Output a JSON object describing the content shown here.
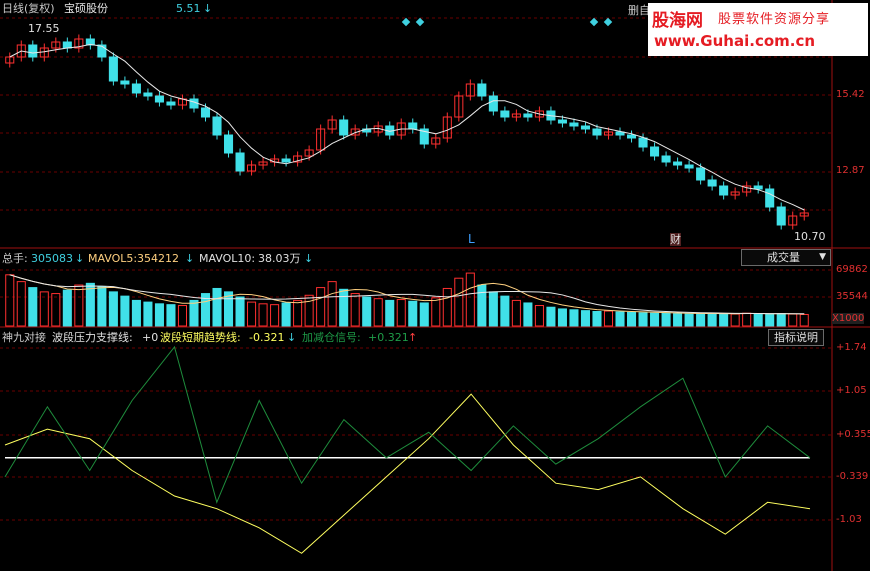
{
  "price_panel": {
    "title": "日线(复权)",
    "stock_name": "宝硕股份",
    "header_value": "5.51",
    "corner_label": "删自",
    "high_label": "17.55",
    "low_label": "10.70",
    "axis_ticks": [
      "15.42",
      "12.87"
    ],
    "markers": {
      "l_marker": "L",
      "cai_marker": "财"
    }
  },
  "volume_panel": {
    "total_label": "总手:",
    "total_value": "305083",
    "mavol5_label": "MAVOL5:",
    "mavol5_value": "354212",
    "mavol10_label": "MAVOL10:",
    "mavol10_value": "38.03万",
    "dropdown_label": "成交量",
    "axis_ticks": [
      "69862",
      "35544"
    ],
    "unit_label": "X1000"
  },
  "indicator_panel": {
    "name": "神九对接",
    "support_label": "波段压力支撑线:",
    "support_value": "+0",
    "trend_label": "波段短期趋势线:",
    "trend_value": "-0.321",
    "signal_label": "加减仓信号:",
    "signal_value": "+0.321",
    "help_button": "指标说明",
    "axis_ticks": [
      "+1.74",
      "+1.05",
      "+0.355",
      "-0.339",
      "-1.03"
    ]
  },
  "watermark": {
    "brand": "股海网",
    "slogan": "股票软件资源分享",
    "url": "www.Guhai.com.cn"
  },
  "colors": {
    "up": "#ff3030",
    "down": "#40e0e8",
    "grid": "#6a0000",
    "yellow": "#ffff60",
    "green": "#1e8c3c",
    "white_line": "#ffffff"
  },
  "chart_data": [
    {
      "type": "candlestick",
      "title": "宝硕股份 日线(复权)",
      "ylim": [
        10.5,
        17.9
      ],
      "yticks": [
        15.42,
        12.87
      ],
      "series": [
        {
          "values": [
            16.6,
            17.0,
            16.6,
            16.9,
            17.1,
            16.9,
            17.2,
            17.0,
            16.6,
            15.8,
            15.7,
            15.4,
            15.3,
            15.1,
            15.0,
            15.2,
            14.9,
            14.6,
            14.0,
            13.4,
            12.8,
            13.0,
            13.1,
            13.2,
            13.1,
            13.3,
            13.5,
            14.2,
            14.5,
            14.0,
            14.2,
            14.1,
            14.3,
            14.0,
            14.4,
            14.2,
            13.7,
            13.9,
            14.6,
            15.3,
            15.7,
            15.3,
            14.8,
            14.6,
            14.7,
            14.6,
            14.8,
            14.5,
            14.4,
            14.3,
            14.2,
            14.0,
            14.1,
            14.0,
            13.9,
            13.6,
            13.3,
            13.1,
            13.0,
            12.9,
            12.5,
            12.3,
            12.0,
            12.1,
            12.3,
            12.2,
            11.6,
            11.0,
            11.3,
            11.4
          ]
        }
      ]
    },
    {
      "type": "bar",
      "title": "成交量",
      "ylim": [
        0,
        75000
      ],
      "yticks": [
        69862,
        35544
      ],
      "series": [
        {
          "name": "总手",
          "values": [
            60000,
            52000,
            45000,
            40000,
            38000,
            42000,
            48000,
            50000,
            46000,
            40000,
            35000,
            30000,
            28000,
            26000,
            25000,
            24000,
            30000,
            38000,
            44000,
            40000,
            34000,
            28000,
            26000,
            25000,
            27000,
            30000,
            36000,
            45000,
            52000,
            43000,
            38000,
            34000,
            32000,
            30000,
            31000,
            29000,
            27000,
            33000,
            44000,
            56000,
            62000,
            48000,
            40000,
            35000,
            30000,
            27000,
            24000,
            22000,
            20000,
            19000,
            18000,
            17000,
            17500,
            16500,
            16000,
            15500,
            15000,
            15500,
            14500,
            14000,
            14500,
            15000,
            14500,
            14000,
            15000,
            14500,
            14000,
            14500,
            14000,
            13500
          ]
        }
      ]
    },
    {
      "type": "line",
      "title": "神九对接",
      "ylim": [
        -1.7,
        1.85
      ],
      "yticks": [
        1.74,
        1.05,
        0.355,
        -0.339,
        -1.03
      ],
      "series": [
        {
          "name": "波段压力支撑线",
          "values": [
            0.0,
            0.0,
            0.0,
            0.0,
            0.0,
            0.0,
            0.0,
            0.0,
            0.0,
            0.0,
            0.0,
            0.0,
            0.0,
            0.0,
            0.0,
            0.0,
            0.0,
            0.0,
            0.0,
            0.0
          ]
        },
        {
          "name": "波段短期趋势线",
          "values": [
            0.2,
            0.45,
            0.3,
            -0.2,
            -0.6,
            -0.8,
            -1.1,
            -1.5,
            -0.9,
            -0.3,
            0.3,
            1.0,
            0.2,
            -0.4,
            -0.5,
            -0.3,
            -0.8,
            -1.2,
            -0.7,
            -0.8
          ]
        },
        {
          "name": "加减仓信号",
          "values": [
            -0.3,
            0.8,
            -0.2,
            0.9,
            1.74,
            -0.7,
            0.9,
            -0.4,
            0.6,
            0.0,
            0.4,
            -0.2,
            0.5,
            -0.1,
            0.3,
            0.8,
            1.25,
            -0.3,
            0.5,
            0.0
          ]
        }
      ]
    }
  ]
}
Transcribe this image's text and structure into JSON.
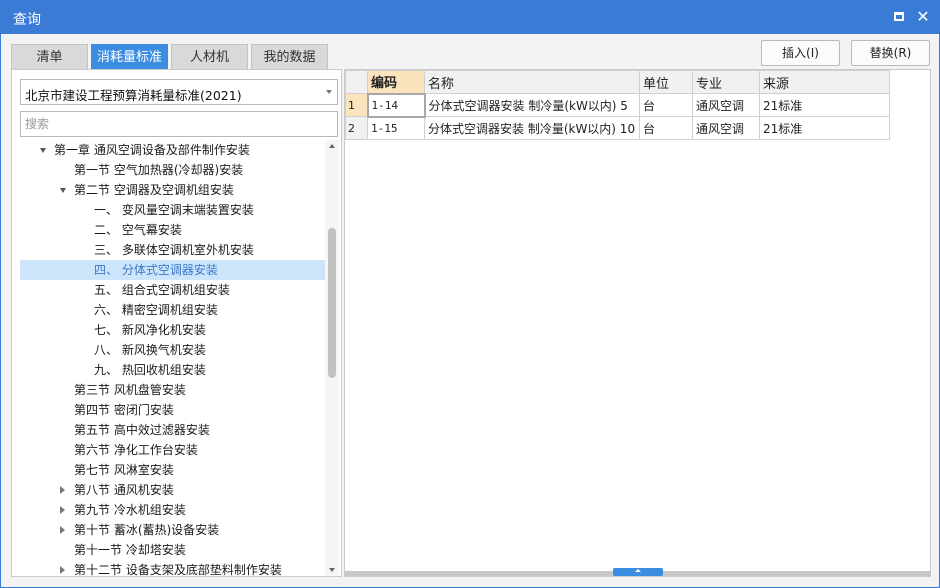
{
  "window": {
    "title": "查询"
  },
  "tabs": [
    {
      "label": "清单",
      "active": false
    },
    {
      "label": "消耗量标准",
      "active": true
    },
    {
      "label": "人材机",
      "active": false
    },
    {
      "label": "我的数据",
      "active": false
    }
  ],
  "actions": {
    "insert_label": "插入(I)",
    "replace_label": "替换(R)"
  },
  "left": {
    "standard_select": "北京市建设工程预算消耗量标准(2021)",
    "search_placeholder": "搜索",
    "tree": [
      {
        "label": "第一章 通风空调设备及部件制作安装",
        "level": 0,
        "arrow": "expanded"
      },
      {
        "label": "第一节 空气加热器(冷却器)安装",
        "level": 1,
        "arrow": "none"
      },
      {
        "label": "第二节 空调器及空调机组安装",
        "level": 1,
        "arrow": "expanded"
      },
      {
        "label": "一、 变风量空调末端装置安装",
        "level": 2,
        "arrow": "none"
      },
      {
        "label": "二、 空气幕安装",
        "level": 2,
        "arrow": "none"
      },
      {
        "label": "三、 多联体空调机室外机安装",
        "level": 2,
        "arrow": "none"
      },
      {
        "label": "四、 分体式空调器安装",
        "level": 2,
        "arrow": "none",
        "selected": true
      },
      {
        "label": "五、 组合式空调机组安装",
        "level": 2,
        "arrow": "none"
      },
      {
        "label": "六、 精密空调机组安装",
        "level": 2,
        "arrow": "none"
      },
      {
        "label": "七、 新风净化机安装",
        "level": 2,
        "arrow": "none"
      },
      {
        "label": "八、 新风换气机安装",
        "level": 2,
        "arrow": "none"
      },
      {
        "label": "九、 热回收机组安装",
        "level": 2,
        "arrow": "none"
      },
      {
        "label": "第三节 风机盘管安装",
        "level": 1,
        "arrow": "none"
      },
      {
        "label": "第四节 密闭门安装",
        "level": 1,
        "arrow": "none"
      },
      {
        "label": "第五节 高中效过滤器安装",
        "level": 1,
        "arrow": "none"
      },
      {
        "label": "第六节 净化工作台安装",
        "level": 1,
        "arrow": "none"
      },
      {
        "label": "第七节 风淋室安装",
        "level": 1,
        "arrow": "none"
      },
      {
        "label": "第八节 通风机安装",
        "level": 1,
        "arrow": "collapsed"
      },
      {
        "label": "第九节 冷水机组安装",
        "level": 1,
        "arrow": "collapsed"
      },
      {
        "label": "第十节 蓄冰(蓄热)设备安装",
        "level": 1,
        "arrow": "collapsed"
      },
      {
        "label": "第十一节 冷却塔安装",
        "level": 1,
        "arrow": "none"
      },
      {
        "label": "第十二节 设备支架及底部垫料制作安装",
        "level": 1,
        "arrow": "collapsed"
      }
    ]
  },
  "grid": {
    "columns": [
      "编码",
      "名称",
      "单位",
      "专业",
      "来源"
    ],
    "rows": [
      {
        "num": "1",
        "code": "1-14",
        "name": "分体式空调器安装 制冷量(kW以内) 5",
        "unit": "台",
        "major": "通风空调",
        "source": "21标准"
      },
      {
        "num": "2",
        "code": "1-15",
        "name": "分体式空调器安装 制冷量(kW以内) 10",
        "unit": "台",
        "major": "通风空调",
        "source": "21标准"
      }
    ]
  },
  "colors": {
    "titlebar": "#3a7bd5",
    "tab_active": "#3a8de0",
    "selection": "#cce5fb",
    "header_highlight": "#fbe3bd"
  }
}
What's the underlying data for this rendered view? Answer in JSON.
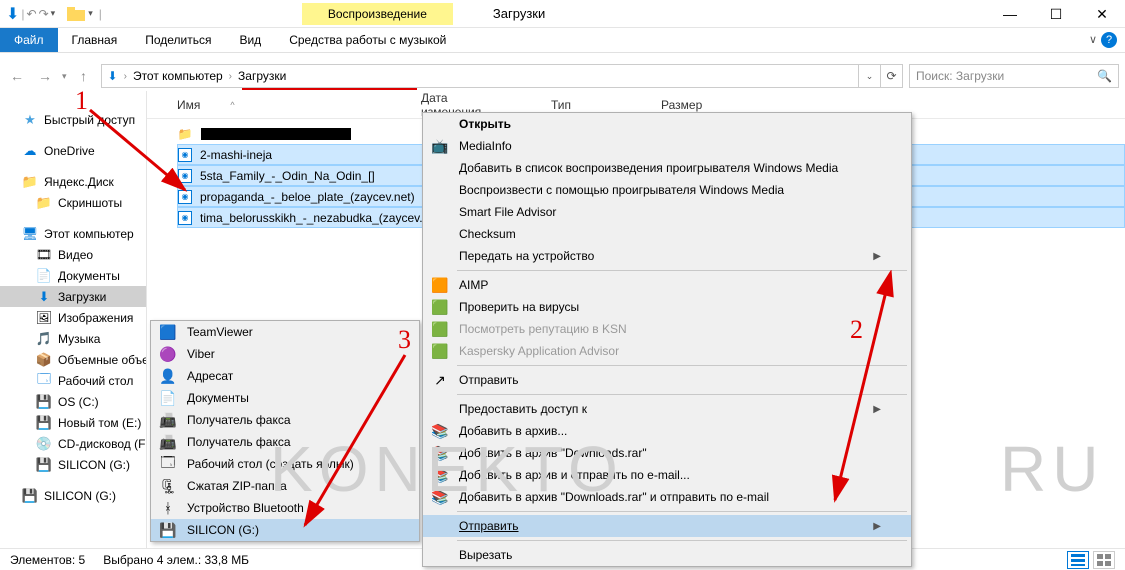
{
  "titlebar": {
    "tools_tab": "Воспроизведение",
    "title": "Загрузки"
  },
  "window_controls": {
    "min": "—",
    "max": "☐",
    "close": "✕"
  },
  "ribbon": {
    "file": "Файл",
    "home": "Главная",
    "share": "Поделиться",
    "view": "Вид",
    "music_tools": "Средства работы с музыкой"
  },
  "breadcrumb": {
    "pc": "Этот компьютер",
    "downloads": "Загрузки"
  },
  "search": {
    "placeholder": "Поиск: Загрузки"
  },
  "columns": {
    "name": "Имя",
    "date": "Дата изменения",
    "type": "Тип",
    "size": "Размер"
  },
  "sidebar": {
    "quick": "Быстрый доступ",
    "onedrive": "OneDrive",
    "yadisk": "Яндекс.Диск",
    "screenshots": "Скриншоты",
    "pc": "Этот компьютер",
    "video": "Видео",
    "documents": "Документы",
    "downloads": "Загрузки",
    "pictures": "Изображения",
    "music": "Музыка",
    "3d": "Объемные объекты",
    "desktop": "Рабочий стол",
    "os": "OS (C:)",
    "newvol": "Новый том (E:)",
    "cd": "CD-дисковод (F:)",
    "silicon": "SILICON (G:)",
    "silicon2": "SILICON (G:)"
  },
  "files": [
    {
      "name": "███████████████",
      "redact": true
    },
    {
      "name": "2-mashi-ineja"
    },
    {
      "name": "5sta_Family_-_Odin_Na_Odin_[]"
    },
    {
      "name": "propaganda_-_beloe_plate_(zaycev.net)"
    },
    {
      "name": "tima_belorusskikh_-_nezabudka_(zaycev..."
    }
  ],
  "submenu": [
    {
      "label": "TeamViewer",
      "icon": "tv"
    },
    {
      "label": "Viber",
      "icon": "viber"
    },
    {
      "label": "Адресат",
      "icon": "user"
    },
    {
      "label": "Документы",
      "icon": "docs"
    },
    {
      "label": "Получатель факса",
      "icon": "fax"
    },
    {
      "label": "Получатель факса",
      "icon": "fax"
    },
    {
      "label": "Рабочий стол (создать ярлык)",
      "icon": "desktop"
    },
    {
      "label": "Сжатая ZIP-папка",
      "icon": "zip"
    },
    {
      "label": "Устройство Bluetooth",
      "icon": "bt"
    },
    {
      "label": "SILICON (G:)",
      "icon": "drive",
      "sel": true
    }
  ],
  "context": [
    {
      "label": "Открыть",
      "bold": true
    },
    {
      "label": "MediaInfo",
      "icon": "mi"
    },
    {
      "label": "Добавить в список воспроизведения проигрывателя Windows Media"
    },
    {
      "label": "Воспроизвести с помощью проигрывателя Windows Media"
    },
    {
      "label": "Smart File Advisor"
    },
    {
      "label": "Checksum"
    },
    {
      "label": "Передать на устройство",
      "sub": true
    },
    {
      "hr": true
    },
    {
      "label": "AIMP",
      "icon": "aimp"
    },
    {
      "label": "Проверить на вирусы",
      "icon": "kasp"
    },
    {
      "label": "Посмотреть репутацию в KSN",
      "icon": "kasp",
      "dis": true
    },
    {
      "label": "Kaspersky Application Advisor",
      "icon": "kasp",
      "dis": true
    },
    {
      "hr": true
    },
    {
      "label": "Отправить",
      "icon": "share"
    },
    {
      "hr": true
    },
    {
      "label": "Предоставить доступ к",
      "sub": true
    },
    {
      "label": "Добавить в архив...",
      "icon": "rar"
    },
    {
      "label": "Добавить в архив \"Downloads.rar\"",
      "icon": "rar"
    },
    {
      "label": "Добавить в архив и отправить по e-mail...",
      "icon": "rar"
    },
    {
      "label": "Добавить в архив \"Downloads.rar\" и отправить по e-mail",
      "icon": "rar"
    },
    {
      "hr": true
    },
    {
      "label": "Отправить",
      "under": true,
      "sub": true,
      "sel": true
    },
    {
      "hr": true
    },
    {
      "label": "Вырезать"
    }
  ],
  "status": {
    "count": "Элементов: 5",
    "sel": "Выбрано 4 элем.: 33,8 МБ"
  },
  "annotations": {
    "a1": "1",
    "a2": "2",
    "a3": "3"
  },
  "watermark": {
    "left": "KONEKTO",
    "right": "RU"
  },
  "icons": {
    "down": "⬇",
    "undo": "↶",
    "redo": "↷",
    "sep": "|",
    "back": "←",
    "fwd": "→",
    "up": "↑",
    "refresh": "⟳",
    "search": "🔍",
    "star": "★",
    "cloud": "☁",
    "folder": "📁",
    "monitor": "🖥",
    "film": "🎞",
    "doc": "📄",
    "img": "🖼",
    "music": "🎵",
    "cube": "📦",
    "desk": "🗔",
    "disk": "💾",
    "cd": "💿",
    "chev": "›",
    "morev": "∨",
    "morec": "^"
  }
}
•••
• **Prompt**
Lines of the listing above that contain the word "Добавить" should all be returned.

• **Response for this exercise**
      "label": "Добавить в список воспроизведения проигрывателя Windows Media"
      "label": "Добавить в архив...",
      "label": "Добавить в архив \"Downloads.rar\"",
      "label": "Добавить в архив и отправить по e-mail...",
      "label": "Добавить в архив \"Downloads.rar\" и отправить по e-mail",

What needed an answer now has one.